## Brief
Within the listing below, count the lines that have the string "shortcut". Answer with that number only.

(Beginning of Supplied material)

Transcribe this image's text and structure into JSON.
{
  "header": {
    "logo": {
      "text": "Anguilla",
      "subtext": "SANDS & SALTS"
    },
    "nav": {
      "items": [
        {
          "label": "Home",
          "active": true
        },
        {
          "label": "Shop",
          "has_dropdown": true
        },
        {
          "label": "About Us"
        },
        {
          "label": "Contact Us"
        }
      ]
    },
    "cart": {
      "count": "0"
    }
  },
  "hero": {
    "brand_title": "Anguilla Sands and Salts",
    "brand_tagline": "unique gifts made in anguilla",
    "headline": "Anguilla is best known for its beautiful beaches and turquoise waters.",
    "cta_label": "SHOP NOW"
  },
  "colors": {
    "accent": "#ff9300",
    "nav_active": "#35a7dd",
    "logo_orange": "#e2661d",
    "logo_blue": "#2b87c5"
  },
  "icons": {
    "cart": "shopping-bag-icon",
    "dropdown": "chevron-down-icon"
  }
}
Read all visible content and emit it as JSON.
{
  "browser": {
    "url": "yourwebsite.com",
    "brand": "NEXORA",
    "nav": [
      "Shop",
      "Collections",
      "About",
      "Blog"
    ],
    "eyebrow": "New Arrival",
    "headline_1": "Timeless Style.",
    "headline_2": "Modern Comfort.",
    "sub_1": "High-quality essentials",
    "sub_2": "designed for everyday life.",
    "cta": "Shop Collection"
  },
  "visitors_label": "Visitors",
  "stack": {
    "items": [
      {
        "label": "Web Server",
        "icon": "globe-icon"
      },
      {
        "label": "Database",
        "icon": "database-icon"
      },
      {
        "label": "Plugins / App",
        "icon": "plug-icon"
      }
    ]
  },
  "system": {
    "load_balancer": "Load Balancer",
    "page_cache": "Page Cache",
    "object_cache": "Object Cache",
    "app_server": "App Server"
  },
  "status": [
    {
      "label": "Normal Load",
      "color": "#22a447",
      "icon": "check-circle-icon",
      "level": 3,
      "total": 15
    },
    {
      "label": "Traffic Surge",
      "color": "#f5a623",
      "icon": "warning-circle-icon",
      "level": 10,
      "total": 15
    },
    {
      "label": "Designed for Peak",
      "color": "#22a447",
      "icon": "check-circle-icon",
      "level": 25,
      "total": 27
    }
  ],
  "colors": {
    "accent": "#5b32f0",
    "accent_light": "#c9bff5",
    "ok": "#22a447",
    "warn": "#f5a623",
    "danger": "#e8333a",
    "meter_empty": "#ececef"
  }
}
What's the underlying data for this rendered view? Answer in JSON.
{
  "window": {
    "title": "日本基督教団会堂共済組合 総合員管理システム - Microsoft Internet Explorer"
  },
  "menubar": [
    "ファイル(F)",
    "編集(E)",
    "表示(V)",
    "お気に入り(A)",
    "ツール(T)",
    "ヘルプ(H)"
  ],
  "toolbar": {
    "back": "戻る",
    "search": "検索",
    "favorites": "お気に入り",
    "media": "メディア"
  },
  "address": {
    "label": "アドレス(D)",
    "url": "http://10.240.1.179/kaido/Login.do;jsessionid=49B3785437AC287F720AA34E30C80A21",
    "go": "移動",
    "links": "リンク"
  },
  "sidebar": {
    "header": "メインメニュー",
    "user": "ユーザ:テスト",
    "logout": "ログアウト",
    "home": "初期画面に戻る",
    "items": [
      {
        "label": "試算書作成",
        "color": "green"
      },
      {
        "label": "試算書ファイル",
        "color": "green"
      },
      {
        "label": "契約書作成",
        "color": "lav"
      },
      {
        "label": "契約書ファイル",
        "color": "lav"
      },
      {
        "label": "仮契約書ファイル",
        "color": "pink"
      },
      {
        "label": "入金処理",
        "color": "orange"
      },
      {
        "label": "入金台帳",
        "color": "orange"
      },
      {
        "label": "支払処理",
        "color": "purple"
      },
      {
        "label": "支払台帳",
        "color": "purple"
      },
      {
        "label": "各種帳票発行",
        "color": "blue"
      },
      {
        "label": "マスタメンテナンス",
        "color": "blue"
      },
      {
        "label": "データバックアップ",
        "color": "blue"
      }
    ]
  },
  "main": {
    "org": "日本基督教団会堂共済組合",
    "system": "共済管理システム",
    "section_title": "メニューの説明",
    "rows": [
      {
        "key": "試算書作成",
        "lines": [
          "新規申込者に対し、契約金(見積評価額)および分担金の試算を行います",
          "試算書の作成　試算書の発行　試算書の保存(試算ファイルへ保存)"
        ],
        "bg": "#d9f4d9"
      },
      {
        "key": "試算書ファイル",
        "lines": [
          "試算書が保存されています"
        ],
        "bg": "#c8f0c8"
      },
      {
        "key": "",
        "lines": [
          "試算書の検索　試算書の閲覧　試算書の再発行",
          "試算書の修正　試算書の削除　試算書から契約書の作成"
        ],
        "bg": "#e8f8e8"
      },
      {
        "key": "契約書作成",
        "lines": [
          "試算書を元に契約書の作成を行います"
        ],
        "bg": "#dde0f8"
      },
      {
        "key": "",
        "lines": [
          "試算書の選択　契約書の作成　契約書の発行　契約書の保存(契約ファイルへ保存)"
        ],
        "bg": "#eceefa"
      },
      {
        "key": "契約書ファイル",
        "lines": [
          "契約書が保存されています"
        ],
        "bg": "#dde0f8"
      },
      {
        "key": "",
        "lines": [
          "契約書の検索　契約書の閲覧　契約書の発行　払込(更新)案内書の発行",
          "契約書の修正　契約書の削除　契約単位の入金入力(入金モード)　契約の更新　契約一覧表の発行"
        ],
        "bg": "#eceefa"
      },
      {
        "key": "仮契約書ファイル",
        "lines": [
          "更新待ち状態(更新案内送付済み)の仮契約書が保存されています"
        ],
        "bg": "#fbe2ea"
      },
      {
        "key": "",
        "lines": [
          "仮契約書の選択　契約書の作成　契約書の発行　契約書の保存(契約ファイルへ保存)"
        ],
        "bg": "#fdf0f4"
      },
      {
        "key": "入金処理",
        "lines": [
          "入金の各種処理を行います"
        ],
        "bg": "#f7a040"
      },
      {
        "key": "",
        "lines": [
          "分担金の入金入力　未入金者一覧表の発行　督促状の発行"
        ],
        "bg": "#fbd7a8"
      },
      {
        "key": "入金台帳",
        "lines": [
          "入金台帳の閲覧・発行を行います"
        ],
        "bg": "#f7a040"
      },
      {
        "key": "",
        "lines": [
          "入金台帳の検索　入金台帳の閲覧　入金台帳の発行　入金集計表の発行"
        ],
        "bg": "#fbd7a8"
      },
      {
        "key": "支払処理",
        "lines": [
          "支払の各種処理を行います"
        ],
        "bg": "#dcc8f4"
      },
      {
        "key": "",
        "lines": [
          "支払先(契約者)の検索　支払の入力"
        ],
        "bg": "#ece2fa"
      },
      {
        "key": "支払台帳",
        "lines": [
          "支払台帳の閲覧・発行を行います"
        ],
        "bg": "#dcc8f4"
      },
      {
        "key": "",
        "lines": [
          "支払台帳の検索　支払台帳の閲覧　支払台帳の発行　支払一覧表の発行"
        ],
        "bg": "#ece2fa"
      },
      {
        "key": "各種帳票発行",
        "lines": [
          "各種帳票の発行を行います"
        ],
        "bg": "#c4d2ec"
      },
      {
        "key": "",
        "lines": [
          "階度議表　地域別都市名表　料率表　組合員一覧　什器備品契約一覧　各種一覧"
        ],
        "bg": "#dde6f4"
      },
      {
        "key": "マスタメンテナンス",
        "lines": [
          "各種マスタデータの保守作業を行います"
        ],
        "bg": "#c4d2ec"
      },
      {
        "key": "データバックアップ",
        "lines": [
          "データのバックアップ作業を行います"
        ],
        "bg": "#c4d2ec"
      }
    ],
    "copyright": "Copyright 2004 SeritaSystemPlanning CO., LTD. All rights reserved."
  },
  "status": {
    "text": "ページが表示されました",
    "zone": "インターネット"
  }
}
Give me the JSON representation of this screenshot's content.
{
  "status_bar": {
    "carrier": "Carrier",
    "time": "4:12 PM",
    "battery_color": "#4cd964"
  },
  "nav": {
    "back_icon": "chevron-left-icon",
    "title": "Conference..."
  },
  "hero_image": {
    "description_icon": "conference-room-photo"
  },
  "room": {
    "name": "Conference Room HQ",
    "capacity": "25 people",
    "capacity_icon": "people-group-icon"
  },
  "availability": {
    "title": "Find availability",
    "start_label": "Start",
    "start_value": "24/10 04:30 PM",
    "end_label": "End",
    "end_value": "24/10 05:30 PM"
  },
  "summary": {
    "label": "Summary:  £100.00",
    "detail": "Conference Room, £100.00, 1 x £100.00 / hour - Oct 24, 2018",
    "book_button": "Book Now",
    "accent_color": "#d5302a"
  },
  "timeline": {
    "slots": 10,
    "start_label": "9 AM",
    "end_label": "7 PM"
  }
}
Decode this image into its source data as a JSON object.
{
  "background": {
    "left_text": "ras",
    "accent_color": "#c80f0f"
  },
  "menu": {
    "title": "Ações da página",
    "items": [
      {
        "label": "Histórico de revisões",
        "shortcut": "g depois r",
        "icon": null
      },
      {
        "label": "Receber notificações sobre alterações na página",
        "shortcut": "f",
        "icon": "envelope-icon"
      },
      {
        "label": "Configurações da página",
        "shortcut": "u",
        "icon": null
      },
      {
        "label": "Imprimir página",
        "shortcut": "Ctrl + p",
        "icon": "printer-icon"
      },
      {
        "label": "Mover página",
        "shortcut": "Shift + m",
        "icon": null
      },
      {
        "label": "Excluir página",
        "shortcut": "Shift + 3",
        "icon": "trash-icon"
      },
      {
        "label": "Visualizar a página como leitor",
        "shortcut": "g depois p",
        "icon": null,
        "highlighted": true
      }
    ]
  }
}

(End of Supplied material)

## Expected output
7